Exercise directions: All records below must be written out exactly, with the pictures excluded.

[The data — start]

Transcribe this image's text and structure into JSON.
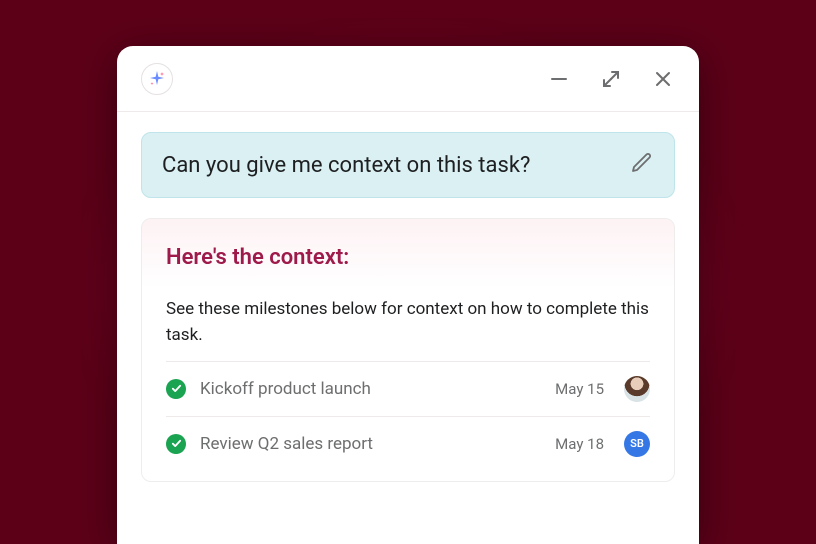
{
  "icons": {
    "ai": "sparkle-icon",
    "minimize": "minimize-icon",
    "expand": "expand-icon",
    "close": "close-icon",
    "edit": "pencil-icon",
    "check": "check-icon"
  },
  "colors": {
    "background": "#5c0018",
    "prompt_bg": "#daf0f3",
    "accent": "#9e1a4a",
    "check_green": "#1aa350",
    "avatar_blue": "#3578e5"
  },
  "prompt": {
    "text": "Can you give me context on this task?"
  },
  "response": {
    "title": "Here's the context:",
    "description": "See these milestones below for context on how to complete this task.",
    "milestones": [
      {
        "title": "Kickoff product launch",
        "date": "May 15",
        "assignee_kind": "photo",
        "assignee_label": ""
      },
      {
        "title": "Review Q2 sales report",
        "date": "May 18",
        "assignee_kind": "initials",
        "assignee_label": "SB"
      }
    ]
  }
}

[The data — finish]

Result of this task:
Transcribe this image's text and structure into JSON.
{
  "icons": {
    "ai": "sparkle-icon",
    "minimize": "minimize-icon",
    "expand": "expand-icon",
    "close": "close-icon",
    "edit": "pencil-icon",
    "check": "check-icon"
  },
  "colors": {
    "background": "#5c0018",
    "prompt_bg": "#daf0f3",
    "accent": "#9e1a4a",
    "check_green": "#1aa350",
    "avatar_blue": "#3578e5"
  },
  "prompt": {
    "text": "Can you give me context on this task?"
  },
  "response": {
    "title": "Here's the context:",
    "description": "See these milestones below for context on how to complete this task.",
    "milestones": [
      {
        "title": "Kickoff product launch",
        "date": "May 15",
        "assignee_kind": "photo",
        "assignee_label": ""
      },
      {
        "title": "Review Q2 sales report",
        "date": "May 18",
        "assignee_kind": "initials",
        "assignee_label": "SB"
      }
    ]
  }
}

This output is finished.